Also off topic:
Did you think back, yesterday, to remember where you were, and what you felt, and what you did, forty years ago? I did.
And I thought the world would be so much better by now.
Friday, April 04, 2008
"Pot-Pourri from a Surrey Garden" was written way back in 1897 by Mrs. C.W. Earle and this copy is in the University of Michigan Library. Read it online and save a tree, find a hard copy through Google Books handy search, or download it.
Pot-pourri from a Surrey Garden By Maria Theresa Earle, Maria Theresa (Villiers) "Mrs. C. W. Earle Earle, ", Lady Constance Georgina Lytton, Constance Lytton

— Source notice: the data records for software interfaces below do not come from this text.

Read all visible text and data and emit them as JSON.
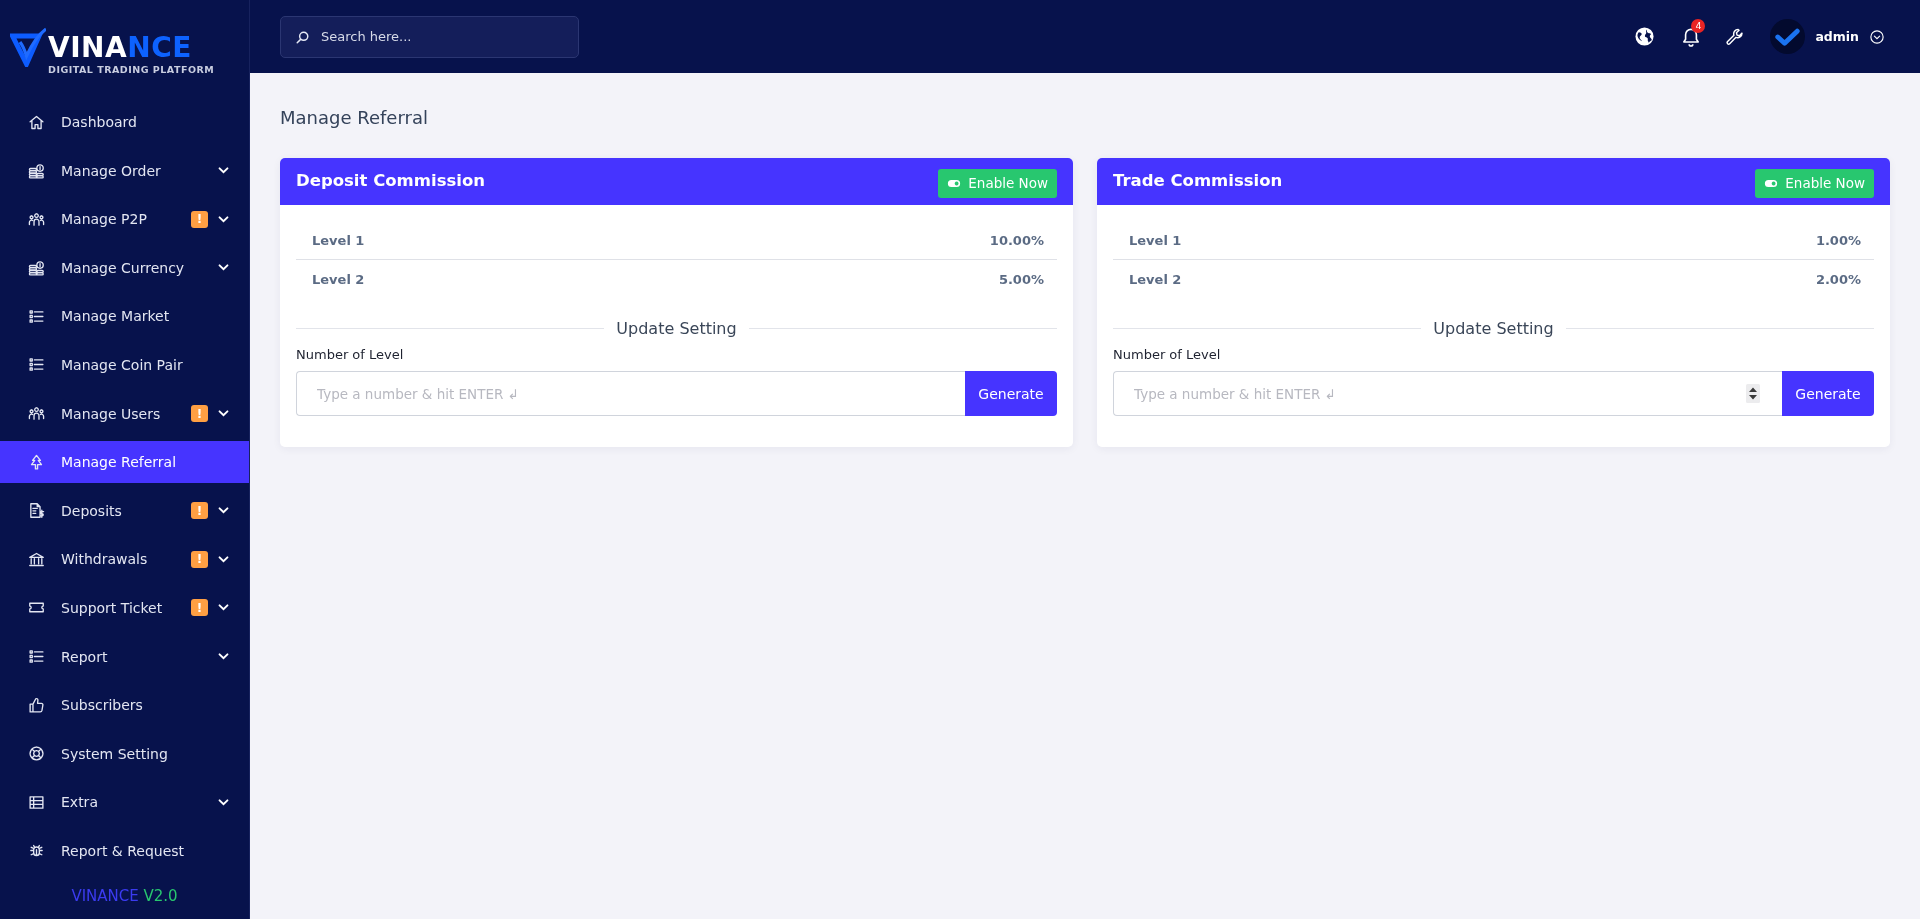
{
  "sidebar": {
    "logo": {
      "wordmark_parts": [
        "VINA",
        "NCE"
      ],
      "tagline": "DIGITAL TRADING PLATFORM"
    },
    "items": [
      {
        "label": "Dashboard",
        "selected": false,
        "has_submenu": false
      },
      {
        "label": "Manage Order",
        "selected": false,
        "has_submenu": true
      },
      {
        "label": "Manage P2P",
        "selected": false,
        "badge": "!",
        "has_submenu": true
      },
      {
        "label": "Manage Currency",
        "selected": false,
        "has_submenu": true
      },
      {
        "label": "Manage Market",
        "selected": false,
        "has_submenu": false
      },
      {
        "label": "Manage Coin Pair",
        "selected": false,
        "has_submenu": false
      },
      {
        "label": "Manage Users",
        "selected": false,
        "badge": "!",
        "has_submenu": true
      },
      {
        "label": "Manage Referral",
        "selected": true,
        "has_submenu": false
      },
      {
        "label": "Deposits",
        "selected": false,
        "badge": "!",
        "has_submenu": true
      },
      {
        "label": "Withdrawals",
        "selected": false,
        "badge": "!",
        "has_submenu": true
      },
      {
        "label": "Support Ticket",
        "selected": false,
        "badge": "!",
        "has_submenu": true
      },
      {
        "label": "Report",
        "selected": false,
        "has_submenu": true
      },
      {
        "label": "Subscribers",
        "selected": false,
        "has_submenu": false
      },
      {
        "label": "System Setting",
        "selected": false,
        "has_submenu": false
      },
      {
        "label": "Extra",
        "selected": false,
        "has_submenu": true
      },
      {
        "label": "Report & Request",
        "selected": false,
        "has_submenu": false
      }
    ],
    "footer": {
      "brand": "VINANCE",
      "version": "V2.0"
    }
  },
  "topbar": {
    "search": {
      "placeholder": "Search here..."
    },
    "notification_count": "4",
    "user": {
      "name": "admin"
    }
  },
  "page": {
    "title": "Manage Referral"
  },
  "cards": [
    {
      "title": "Deposit Commission",
      "enable_button": "Enable Now",
      "levels": [
        {
          "label": "Level 1",
          "value": "10.00%"
        },
        {
          "label": "Level 2",
          "value": "5.00%"
        }
      ],
      "divider_label": "Update Setting",
      "field_label": "Number of Level",
      "field": {
        "placeholder": "Type a number & hit ENTER ↲",
        "hovered": false
      },
      "button": "Generate"
    },
    {
      "title": "Trade Commission",
      "enable_button": "Enable Now",
      "levels": [
        {
          "label": "Level 1",
          "value": "1.00%"
        },
        {
          "label": "Level 2",
          "value": "2.00%"
        }
      ],
      "divider_label": "Update Setting",
      "field_label": "Number of Level",
      "field": {
        "placeholder": "Type a number & hit ENTER ↲",
        "hovered": true
      },
      "button": "Generate"
    }
  ]
}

Wednesday, April 02, 2008
Here is one of the old gardening books I picked up at the Library Bookstore in Ferndale last week: "My Kalendar of Country Delights" by Helen Milman
And here is a scan of the "prelude" pages for Helen, who is long gone. Hope you can read it. She might have made a fine blogger, she had the right attitude.
Tuesday, April 01, 2008
And so I'm home again looking up a little info about my books on the net and somehow in the link trail I run across this video. Apparently Tori Amos, who incidentally Tree liked enormously a couple of years ago but I of the older generation never heard of, came out with an album based on a theme of beekeeping? Coincidental that I've just become interested in beekeeping this year.
It seems too, from her discussion of this number in her vid, that Ms. Amos is using her talent to explore her own 'path with heart' which is, what I think a lot of people are going at with this personal business of web-logging that some of us have been tugging at the edges of recently...
If you follow the Youtube link you can see the music videos. I just thought the explainer vid was something to think about. Seeing this young woman using bees as a way of exploring something she wants to talk about, put me in the Wayback Machine to a time when I was a young college student suddenly sure my ancient English professor had no idea of what Sylvia Plath's bee poems were talking about. That finding my own validity in thought was a moment of growth into adulthood for me.
I think Tree appreciates Ms. Plath as well, now that I think of it. How these associations do spiral in on something. This time, something to do with bees and validity and expression.